Regarding Prompt Global Strike systems, the Duma’s draft ratification law states that any new type of strategic offensive arms—including, by implication, those capable of boosted aerodynamic flight—must be approved by New START’s implementing body, the Bilateral Consultative Commission (BCC), prior to deployment. Giving the BCC this broad authority over Prompt Global Strike systems is totally at odds with the U.S. assertion that imposing limitations on certain categories of such systems requires amending the treaty.
An Important Ambiguity
The Duma’s draft law does not make it clear whether these interpretations will be incorporated into the Russian instrument of ratification for New START. There is no such ambiguity on the U.S. side, where the Senate made it clear that its interpretations will be incorporated into the U.S. instrument of ratification.
This matter may well determine whether one side’s interpretation will prevail over the other’s. This is because one side, by accepting the instrument of ratification of the other side, implicitly acknowledges the other side’s interpretations. Alternatively, if the two sides exchange instruments of ratification that contain understandings that are diametrically opposed to each other and the U.S. upgrades its missile defense capabilities or deploys the specified type of Prompt Global Strike system, then Russia could charge the U.S. with material breach of the treaty.

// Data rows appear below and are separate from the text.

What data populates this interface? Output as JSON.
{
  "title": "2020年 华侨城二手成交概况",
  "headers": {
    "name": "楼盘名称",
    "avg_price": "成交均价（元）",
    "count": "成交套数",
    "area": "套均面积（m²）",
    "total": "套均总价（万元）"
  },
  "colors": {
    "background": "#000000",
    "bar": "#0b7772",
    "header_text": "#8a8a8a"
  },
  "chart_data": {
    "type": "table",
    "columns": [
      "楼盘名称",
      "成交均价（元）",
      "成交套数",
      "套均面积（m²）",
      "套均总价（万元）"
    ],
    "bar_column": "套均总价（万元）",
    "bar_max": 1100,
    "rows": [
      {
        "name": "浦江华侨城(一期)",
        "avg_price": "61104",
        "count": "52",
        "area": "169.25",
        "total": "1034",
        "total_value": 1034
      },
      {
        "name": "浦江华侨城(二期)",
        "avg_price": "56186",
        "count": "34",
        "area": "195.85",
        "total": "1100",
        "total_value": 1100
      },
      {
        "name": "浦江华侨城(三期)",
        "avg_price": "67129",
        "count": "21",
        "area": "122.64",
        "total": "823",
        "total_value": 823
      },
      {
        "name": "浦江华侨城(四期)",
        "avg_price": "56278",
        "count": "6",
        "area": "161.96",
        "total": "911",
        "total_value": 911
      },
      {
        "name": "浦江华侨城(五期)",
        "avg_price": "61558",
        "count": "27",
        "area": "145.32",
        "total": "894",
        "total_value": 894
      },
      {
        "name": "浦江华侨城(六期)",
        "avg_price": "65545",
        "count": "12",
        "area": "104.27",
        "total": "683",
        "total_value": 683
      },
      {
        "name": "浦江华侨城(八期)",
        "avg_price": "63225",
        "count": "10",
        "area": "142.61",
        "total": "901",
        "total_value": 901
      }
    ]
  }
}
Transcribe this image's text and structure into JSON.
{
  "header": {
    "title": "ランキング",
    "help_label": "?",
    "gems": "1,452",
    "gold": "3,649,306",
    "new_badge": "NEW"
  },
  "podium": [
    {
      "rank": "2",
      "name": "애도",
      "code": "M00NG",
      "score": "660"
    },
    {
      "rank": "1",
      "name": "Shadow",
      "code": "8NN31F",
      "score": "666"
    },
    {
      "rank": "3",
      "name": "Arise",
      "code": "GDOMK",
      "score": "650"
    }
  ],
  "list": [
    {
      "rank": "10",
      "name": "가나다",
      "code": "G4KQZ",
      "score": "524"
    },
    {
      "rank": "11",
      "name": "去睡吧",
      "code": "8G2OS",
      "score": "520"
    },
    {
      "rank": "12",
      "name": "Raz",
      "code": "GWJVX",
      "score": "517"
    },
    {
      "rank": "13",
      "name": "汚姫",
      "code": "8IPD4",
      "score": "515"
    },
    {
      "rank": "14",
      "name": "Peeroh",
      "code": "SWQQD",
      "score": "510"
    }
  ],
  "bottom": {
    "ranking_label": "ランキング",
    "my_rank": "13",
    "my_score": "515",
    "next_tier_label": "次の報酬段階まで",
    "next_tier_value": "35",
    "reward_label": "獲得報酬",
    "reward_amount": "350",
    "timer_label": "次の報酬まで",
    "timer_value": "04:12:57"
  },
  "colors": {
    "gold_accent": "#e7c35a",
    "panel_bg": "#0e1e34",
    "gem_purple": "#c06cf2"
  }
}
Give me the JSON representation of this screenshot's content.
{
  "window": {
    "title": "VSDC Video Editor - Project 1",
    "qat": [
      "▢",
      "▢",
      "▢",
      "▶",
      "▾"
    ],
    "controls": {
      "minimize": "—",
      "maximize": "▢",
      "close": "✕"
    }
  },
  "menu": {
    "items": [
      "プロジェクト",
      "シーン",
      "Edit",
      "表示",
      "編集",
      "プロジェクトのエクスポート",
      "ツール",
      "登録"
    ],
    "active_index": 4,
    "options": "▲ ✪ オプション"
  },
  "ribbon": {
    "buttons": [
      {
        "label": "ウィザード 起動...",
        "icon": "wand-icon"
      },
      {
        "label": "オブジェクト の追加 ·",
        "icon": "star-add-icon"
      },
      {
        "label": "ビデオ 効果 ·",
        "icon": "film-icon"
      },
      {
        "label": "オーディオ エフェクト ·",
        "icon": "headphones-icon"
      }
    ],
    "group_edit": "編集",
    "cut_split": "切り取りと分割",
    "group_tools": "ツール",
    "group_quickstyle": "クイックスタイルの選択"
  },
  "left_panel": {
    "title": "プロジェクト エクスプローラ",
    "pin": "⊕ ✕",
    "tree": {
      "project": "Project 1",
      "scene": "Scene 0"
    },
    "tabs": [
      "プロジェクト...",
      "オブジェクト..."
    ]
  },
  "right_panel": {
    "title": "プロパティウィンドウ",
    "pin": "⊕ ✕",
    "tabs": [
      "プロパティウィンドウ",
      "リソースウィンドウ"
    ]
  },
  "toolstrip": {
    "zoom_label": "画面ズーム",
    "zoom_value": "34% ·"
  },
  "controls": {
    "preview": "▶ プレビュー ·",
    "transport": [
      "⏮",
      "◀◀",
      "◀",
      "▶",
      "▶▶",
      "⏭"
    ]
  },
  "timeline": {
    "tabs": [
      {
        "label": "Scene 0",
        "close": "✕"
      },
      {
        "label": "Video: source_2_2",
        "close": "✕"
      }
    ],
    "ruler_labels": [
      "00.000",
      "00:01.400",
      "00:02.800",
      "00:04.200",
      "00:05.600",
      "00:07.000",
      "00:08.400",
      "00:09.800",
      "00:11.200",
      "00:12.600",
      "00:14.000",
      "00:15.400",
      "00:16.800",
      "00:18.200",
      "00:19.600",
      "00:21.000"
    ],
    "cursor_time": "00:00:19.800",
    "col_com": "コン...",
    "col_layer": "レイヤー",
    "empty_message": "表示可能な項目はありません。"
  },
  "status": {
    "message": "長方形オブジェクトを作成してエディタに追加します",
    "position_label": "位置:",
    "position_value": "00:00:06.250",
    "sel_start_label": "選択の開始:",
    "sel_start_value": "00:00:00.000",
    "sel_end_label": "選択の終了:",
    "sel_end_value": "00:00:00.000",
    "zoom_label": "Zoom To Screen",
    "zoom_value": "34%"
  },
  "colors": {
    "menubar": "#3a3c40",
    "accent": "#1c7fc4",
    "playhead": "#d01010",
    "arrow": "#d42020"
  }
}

The Senate’s resolution of ratification does not permit President Obama to omit the two understandings on Prompt Global Strike systems and missile defense deployments in the U.S. instrument of ratification. Senators should remind the President of this and also demand two clarifications regarding his intentions:
- If the Russian instrument of ratification does not incorporate the language the Duma appears prepared to adopt, then Senators should insist that Russian acceptance of the U.S. instrument of ratification means that the U.S. understandings prevail as matter of international law.
- If the language the Duma appears ready to adopt is incorporated into the Russian instrument of ratification, then Senators should demand that the President not accept that instrument, because it will at best call into question and at worst nullify the understandings the Senate adopted.
Morally, Politically, and Legally Bound
The understandings the Senate adopted on Prompt Global Strike systems and missile defense deployments are not meant to just take up space. They represent the authoritative view of the U.S. government on the scope of the limitations in the treaty. President Obama is morally, politically, and legally bound to defend these understandings and the interests of the United States.
Ariel Cohen, Ph.D. , is Senior Research Fellow in Russian and Eurasian Studies and International Energy Policy at the Katherine and Shelby Cullom Davis Institute for International Policy, Steven Groves is the Bernard and Barbara Lomas Fellow at the Margaret Thatcher Center for Freedom, and Baker Spring is F. M. Kirby Research Fellow in National Security Policy in the Douglas and Sarah Allison Center for Foreign Policy Studies, a division of the Davis Institute, at The Heritage Foundation. Spring is also a member of the New START Working Group.